(1) One who sells any product in a defective condition unreasonably dangerous to the user or consumer or to his property is subject to liability for physical harm thereby caused to the ultimate user or consumer, or to his property, if (a) the seller is engaged in the business of selling such a product, and (b) it is expected to and does reach the user or consumer without substantial change in the condition in which it is sold. (2) The rule stated in Subsection (1) applies although (a) the seller has exercised all possible care in the preparation and sale of his product, and (b) the user or consumer has not bought the product from or entered into any contractual relation with the seller.
A waitress was injured while working when a soda bottle exploded in her hand and a glass fragment of the bottle punctured a nerve in her wrist. The waitress and her husband brought suit against the bottling company of the soda, to recover damages upon pleaded theories of breach of implied warranty, negligence, and strict liability. The court submitted the case to a jury on the theories of breach of implied warranty and contributory negligence under the doctrine of res ipsa loquitur. The jury returned a verdict for the bottling company. The waitress appealed the case.
Could a waitress recover for nerve damage absent evidence of contributory negligence by opening a soda bottle in the usual manner, was an implied warranty breached by the bottler, and did res ipsa loquitur apply?
The court found that the trial court committed reversible error when it submitted the issue of contributory negligence to the jury because the record was devoid of any evidence upon which a finding of contributory negligence could be sustained.
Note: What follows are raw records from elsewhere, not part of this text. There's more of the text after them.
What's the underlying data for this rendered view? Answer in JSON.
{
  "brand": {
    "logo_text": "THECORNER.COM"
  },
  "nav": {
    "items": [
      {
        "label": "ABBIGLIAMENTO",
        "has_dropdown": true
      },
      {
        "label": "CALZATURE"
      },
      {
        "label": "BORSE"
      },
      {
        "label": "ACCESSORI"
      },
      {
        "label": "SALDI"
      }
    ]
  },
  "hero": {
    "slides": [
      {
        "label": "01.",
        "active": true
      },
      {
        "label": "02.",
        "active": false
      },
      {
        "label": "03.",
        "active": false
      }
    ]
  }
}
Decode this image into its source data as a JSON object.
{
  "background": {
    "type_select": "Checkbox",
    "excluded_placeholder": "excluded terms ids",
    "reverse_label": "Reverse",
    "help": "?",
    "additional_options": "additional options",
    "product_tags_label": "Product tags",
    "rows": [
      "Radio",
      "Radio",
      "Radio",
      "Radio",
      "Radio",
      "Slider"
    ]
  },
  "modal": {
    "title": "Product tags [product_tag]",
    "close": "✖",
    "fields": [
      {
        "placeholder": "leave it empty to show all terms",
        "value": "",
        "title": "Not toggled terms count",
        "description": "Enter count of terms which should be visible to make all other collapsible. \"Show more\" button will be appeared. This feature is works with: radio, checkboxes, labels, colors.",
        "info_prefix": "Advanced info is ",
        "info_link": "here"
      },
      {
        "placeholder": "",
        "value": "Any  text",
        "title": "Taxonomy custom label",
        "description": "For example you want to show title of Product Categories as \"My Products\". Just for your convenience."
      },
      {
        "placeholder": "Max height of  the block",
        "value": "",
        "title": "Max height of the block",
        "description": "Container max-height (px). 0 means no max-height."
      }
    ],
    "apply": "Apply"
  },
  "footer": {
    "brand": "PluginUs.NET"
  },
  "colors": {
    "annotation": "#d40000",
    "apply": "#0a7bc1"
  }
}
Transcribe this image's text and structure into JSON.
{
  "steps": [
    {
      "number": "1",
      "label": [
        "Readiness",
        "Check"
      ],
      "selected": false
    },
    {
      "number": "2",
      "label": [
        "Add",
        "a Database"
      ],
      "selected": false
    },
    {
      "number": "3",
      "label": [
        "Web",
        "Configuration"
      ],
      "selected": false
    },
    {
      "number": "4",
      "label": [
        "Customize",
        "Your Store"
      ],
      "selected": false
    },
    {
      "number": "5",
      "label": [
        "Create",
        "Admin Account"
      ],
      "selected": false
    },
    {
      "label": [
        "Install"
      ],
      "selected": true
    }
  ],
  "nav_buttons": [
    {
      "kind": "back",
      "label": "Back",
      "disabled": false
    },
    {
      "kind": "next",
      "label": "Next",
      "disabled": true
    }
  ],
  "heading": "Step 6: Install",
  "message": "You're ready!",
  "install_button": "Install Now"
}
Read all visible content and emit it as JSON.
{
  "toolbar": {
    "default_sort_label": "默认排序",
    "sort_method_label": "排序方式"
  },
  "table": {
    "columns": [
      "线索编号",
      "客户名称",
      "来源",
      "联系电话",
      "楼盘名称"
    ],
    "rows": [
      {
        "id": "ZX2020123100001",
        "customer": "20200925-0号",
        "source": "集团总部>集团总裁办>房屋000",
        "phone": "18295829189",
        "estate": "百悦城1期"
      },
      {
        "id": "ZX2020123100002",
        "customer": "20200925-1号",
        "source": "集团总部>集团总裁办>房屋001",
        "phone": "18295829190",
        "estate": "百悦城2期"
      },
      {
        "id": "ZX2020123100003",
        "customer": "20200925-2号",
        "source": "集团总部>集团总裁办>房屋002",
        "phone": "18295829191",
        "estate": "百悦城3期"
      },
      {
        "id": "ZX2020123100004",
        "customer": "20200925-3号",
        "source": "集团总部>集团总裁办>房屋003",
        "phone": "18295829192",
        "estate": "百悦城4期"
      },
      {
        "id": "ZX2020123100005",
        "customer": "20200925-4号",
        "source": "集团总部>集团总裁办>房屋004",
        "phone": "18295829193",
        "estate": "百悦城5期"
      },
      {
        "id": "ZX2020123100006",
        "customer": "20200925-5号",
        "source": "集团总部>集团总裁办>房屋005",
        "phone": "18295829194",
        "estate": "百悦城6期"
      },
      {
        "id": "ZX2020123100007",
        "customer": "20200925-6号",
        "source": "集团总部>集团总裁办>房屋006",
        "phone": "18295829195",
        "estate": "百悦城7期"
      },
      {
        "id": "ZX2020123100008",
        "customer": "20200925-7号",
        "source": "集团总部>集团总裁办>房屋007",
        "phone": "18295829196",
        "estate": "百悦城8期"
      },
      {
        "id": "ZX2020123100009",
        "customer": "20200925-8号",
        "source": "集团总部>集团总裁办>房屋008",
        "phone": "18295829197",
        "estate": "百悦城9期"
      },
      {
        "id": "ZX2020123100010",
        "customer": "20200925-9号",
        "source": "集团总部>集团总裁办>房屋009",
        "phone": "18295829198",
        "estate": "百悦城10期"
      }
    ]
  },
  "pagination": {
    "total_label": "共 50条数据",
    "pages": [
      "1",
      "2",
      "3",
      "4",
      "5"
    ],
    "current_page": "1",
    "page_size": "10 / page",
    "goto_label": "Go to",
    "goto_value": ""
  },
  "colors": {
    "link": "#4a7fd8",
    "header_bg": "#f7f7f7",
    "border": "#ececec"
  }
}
Because it could be inferred from the circumstantial evidence that it was more probable than not that the product was defective when it left defendant's hands and because no misuse on plaintiff's part was shown, a new trial was necessary because the issue of liability should also have been submitted to the jury on the requested strict liability theory.